(Interface dataset entries)
===============
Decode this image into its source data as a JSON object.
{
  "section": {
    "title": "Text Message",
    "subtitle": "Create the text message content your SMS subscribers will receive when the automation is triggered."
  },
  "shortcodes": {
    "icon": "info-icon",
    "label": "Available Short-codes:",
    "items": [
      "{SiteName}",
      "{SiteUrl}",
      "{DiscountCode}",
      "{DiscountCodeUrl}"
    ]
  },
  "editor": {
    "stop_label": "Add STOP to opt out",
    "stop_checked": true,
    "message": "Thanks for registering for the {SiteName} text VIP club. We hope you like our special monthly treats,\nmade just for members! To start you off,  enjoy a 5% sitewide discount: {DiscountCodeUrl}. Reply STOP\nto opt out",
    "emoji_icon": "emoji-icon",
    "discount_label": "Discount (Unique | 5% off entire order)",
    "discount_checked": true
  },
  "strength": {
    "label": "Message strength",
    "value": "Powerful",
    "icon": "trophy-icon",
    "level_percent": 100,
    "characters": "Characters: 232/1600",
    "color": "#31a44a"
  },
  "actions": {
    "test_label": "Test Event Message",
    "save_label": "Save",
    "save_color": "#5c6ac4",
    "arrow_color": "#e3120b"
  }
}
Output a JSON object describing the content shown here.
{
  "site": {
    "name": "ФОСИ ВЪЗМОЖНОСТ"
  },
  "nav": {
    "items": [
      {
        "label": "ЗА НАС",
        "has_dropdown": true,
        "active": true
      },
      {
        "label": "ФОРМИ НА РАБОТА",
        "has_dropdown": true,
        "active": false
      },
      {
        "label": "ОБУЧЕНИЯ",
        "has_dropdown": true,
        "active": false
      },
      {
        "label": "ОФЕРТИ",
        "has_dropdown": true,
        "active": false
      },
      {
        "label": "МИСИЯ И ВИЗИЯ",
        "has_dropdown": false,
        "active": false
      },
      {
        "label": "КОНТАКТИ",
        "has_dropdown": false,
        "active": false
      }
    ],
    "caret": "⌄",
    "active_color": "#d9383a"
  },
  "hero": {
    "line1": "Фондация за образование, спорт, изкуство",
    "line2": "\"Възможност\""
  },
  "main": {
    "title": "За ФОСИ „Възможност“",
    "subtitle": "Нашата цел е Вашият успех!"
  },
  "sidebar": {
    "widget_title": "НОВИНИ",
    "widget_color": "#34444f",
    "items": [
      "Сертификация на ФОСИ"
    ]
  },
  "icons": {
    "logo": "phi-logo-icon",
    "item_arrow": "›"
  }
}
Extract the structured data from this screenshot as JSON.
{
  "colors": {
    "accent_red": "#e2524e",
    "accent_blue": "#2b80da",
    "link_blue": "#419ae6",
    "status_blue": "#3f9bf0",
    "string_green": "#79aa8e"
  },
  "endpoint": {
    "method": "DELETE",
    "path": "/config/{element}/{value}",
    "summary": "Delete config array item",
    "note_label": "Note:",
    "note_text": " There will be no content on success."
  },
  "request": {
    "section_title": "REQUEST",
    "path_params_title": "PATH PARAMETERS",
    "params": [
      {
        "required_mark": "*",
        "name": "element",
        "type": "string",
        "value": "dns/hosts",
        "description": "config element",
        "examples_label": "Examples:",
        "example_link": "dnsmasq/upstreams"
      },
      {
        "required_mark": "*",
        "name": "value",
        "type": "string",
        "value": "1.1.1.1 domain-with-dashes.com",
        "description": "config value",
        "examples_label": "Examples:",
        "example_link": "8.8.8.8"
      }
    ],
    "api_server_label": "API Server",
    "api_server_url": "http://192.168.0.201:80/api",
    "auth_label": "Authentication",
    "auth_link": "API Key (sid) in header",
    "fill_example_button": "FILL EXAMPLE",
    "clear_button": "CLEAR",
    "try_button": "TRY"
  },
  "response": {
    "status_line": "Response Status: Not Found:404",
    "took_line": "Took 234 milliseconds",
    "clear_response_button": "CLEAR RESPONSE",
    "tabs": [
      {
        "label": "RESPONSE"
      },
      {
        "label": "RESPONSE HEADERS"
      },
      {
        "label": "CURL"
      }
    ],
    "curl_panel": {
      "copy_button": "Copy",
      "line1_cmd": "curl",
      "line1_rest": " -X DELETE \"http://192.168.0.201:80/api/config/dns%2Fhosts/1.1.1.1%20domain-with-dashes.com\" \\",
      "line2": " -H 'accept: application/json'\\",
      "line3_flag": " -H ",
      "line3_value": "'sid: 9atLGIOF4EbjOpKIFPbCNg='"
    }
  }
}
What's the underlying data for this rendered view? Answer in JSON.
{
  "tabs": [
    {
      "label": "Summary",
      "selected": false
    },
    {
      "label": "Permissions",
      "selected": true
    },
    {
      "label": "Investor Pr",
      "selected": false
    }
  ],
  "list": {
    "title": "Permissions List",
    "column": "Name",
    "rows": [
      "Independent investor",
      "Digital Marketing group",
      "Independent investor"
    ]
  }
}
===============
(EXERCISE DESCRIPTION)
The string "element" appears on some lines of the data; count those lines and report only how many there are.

(ANSWER FOR THE TASK)
3